03/25/2007 11:00PM

Small stable has its horses ready to run at Keeneland


While growing up in Kentucky, it didn't take Phil Sims long to learn which career path he wanted to follow. He earned his trainer's license at age 18, and has been practicing his craft for 27 years.

"My father had broodmares when I was a teenager, and we'd race a few fillies now and then," Sims said. "Some of the young fillies didn't get in foal, so I started training them, a couple at a time, and it snowballed from there."

Sims doesn't claim many horses. He focuses on buying yearlings at auction and on training homebreds raised by his clients. His average auction purchase is in the $25,000 range, so he can't afford to buy any trendy pedigrees.

"I like a strong, sturdy, hard-knocking dam, who raced a lot of times and won often, even if she wasn't running in top-class races," he said. "Maybe she won seven races and $150,000 the hard way, in claiming races. I like stallions who were sturdy and ran several times, who were successful going the classic distance."

Sims has 18 horses in his barn at Keeneland and another 16 2-year-olds on the farm. He said he believes in a hands-on approach, and he means that literally.

"I feel each horse's legs every day, check their coat, and see if they are cleaning up their feed tub," he said. "I want to know how they are doing each day. I don't want to have so many horses under my care that I can't give them lots of individual attention."

His best horse is Joe Got Even, who was purchased by Sims for $25,000 after his reserve price was not met at auction. Joe Got Even finished a fast-closing third in the Grade 2, $500,000 Lane's End Stakes at Turfway on March 24. If he stays healthy and can accumulate enough graded stakes earnings to get into the race, Joe Got Even could make his presence felt in the Kentucky Derby. The 1 1/4-mile distance should suit him well.

If that scenario doesn't pan out, Sims knows there are other appealing options.

"There are still a lot of other good races to shoot for with a nice horse like this, like the Ohio Derby and other stakes races," said Sims.

Meanwhile, the Keeneland meet is just around the corner, and Sims is excited about it. He started 10 horses at Keeneland in October. His horses were well placed, as 50 percent of them finished first or second, with 2 wins and 3 second-place finishes. Sims expects his horses to make about 20 starts at the spring meet.

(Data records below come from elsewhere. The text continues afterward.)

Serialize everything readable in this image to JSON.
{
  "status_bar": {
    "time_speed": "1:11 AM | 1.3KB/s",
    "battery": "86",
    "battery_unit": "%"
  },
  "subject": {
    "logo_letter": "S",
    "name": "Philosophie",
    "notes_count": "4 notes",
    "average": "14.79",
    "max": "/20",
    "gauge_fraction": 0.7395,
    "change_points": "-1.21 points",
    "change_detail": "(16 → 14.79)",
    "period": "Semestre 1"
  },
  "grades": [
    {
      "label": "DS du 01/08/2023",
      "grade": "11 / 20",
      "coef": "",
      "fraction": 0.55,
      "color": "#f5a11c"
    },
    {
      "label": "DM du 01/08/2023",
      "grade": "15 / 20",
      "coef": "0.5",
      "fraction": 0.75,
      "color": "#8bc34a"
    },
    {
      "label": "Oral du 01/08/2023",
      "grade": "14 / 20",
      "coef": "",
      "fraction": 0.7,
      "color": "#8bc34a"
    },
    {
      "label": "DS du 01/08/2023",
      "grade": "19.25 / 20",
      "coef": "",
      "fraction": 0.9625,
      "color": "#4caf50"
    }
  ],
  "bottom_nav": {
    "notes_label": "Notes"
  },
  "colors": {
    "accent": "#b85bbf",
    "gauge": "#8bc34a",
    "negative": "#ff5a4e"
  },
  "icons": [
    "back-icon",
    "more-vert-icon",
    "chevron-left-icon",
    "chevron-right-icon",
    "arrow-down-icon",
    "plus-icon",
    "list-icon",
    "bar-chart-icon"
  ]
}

How does he prepare for Keeneland?

"I like to back off on my horses during the last few weeks of the Turfway meet so they'll be fresh and ready to run well when Keeneland opens," Sims said.

His statistics show the value of an occasional freshening. When his horses are rested for 31 to 60 days they win at a 26 percent rate, with a $2.43 return on investment.

Sims does well with horses who are new to his barn, with 3 wins from 6 starts, and a $5.40 ROI. He has also enjoyed a 50 percent win rate with first-time blinkers, with a $3.33 ROI on 3 wins from 6 runners off such a move. But he has fared best with first-time Lasix, with 2 wins from 2 starts and an $18.90 ROI. Watch out when his horses are going well. His last-out winners repeat 23 percent of the time, with a $2.56 ROI.

When asked which of his likely starters at Keeneland bettors should pay special attention to, Sims mentioned Marquee Delivery, who finished second at Keeneland last fall in her debut and has been off since that race. Total, the filly who beat her, has since become a stakes winner. Marquee Delivery is also training well for her return.